### Supplied material

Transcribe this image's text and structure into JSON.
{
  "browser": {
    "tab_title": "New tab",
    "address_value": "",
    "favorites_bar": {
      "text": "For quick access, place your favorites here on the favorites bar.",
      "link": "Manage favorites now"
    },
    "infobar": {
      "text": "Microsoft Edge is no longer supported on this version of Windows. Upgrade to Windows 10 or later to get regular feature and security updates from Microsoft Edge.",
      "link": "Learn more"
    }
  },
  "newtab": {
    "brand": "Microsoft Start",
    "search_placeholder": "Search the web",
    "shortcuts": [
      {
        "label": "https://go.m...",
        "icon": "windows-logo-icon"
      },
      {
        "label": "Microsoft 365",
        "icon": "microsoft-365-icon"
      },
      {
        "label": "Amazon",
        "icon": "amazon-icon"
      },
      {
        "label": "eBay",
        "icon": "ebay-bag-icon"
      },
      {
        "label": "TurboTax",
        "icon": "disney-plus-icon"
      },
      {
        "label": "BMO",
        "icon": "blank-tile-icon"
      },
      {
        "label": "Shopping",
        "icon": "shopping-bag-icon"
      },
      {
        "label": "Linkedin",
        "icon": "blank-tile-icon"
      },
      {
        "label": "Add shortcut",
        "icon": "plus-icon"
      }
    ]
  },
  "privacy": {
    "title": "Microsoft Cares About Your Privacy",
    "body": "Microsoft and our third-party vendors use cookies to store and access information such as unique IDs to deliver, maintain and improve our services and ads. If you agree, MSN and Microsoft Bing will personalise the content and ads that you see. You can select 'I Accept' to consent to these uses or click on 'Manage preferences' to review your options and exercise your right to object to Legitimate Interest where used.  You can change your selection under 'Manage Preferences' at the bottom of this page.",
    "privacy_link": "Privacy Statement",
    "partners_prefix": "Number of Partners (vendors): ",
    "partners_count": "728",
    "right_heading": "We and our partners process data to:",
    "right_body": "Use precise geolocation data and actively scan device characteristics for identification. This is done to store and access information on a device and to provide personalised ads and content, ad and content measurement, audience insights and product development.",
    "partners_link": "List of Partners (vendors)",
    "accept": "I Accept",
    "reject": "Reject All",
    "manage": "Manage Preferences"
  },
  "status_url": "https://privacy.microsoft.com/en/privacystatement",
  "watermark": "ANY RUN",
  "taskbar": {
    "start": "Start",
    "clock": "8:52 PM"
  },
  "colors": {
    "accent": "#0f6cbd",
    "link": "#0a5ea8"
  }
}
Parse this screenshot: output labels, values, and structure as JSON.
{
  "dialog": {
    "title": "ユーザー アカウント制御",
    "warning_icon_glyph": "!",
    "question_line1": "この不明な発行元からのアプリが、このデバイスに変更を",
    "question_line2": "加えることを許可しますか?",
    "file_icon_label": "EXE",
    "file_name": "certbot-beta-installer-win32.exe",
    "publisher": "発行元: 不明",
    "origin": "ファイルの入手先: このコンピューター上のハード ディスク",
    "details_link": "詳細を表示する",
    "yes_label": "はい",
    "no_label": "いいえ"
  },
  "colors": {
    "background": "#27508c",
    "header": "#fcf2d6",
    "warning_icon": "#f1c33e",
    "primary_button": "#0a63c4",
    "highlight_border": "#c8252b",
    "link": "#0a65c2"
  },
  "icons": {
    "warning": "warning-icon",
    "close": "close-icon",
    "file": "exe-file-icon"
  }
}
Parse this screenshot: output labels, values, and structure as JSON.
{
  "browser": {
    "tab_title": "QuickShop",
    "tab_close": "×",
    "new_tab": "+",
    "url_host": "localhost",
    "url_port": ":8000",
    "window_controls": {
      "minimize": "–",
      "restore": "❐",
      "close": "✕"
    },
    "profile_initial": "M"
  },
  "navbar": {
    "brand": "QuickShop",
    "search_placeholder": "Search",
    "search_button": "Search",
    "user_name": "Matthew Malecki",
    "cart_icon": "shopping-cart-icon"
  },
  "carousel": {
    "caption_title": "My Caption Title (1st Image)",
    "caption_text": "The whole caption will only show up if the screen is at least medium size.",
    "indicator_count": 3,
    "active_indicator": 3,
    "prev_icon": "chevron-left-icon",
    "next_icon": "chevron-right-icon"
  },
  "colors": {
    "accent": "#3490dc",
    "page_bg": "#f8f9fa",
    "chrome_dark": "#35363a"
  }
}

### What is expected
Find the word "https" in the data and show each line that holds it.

### Exercise response
        "label": "https://go.m...",
  "status_url": "https://privacy.microsoft.com/en/privacystatement",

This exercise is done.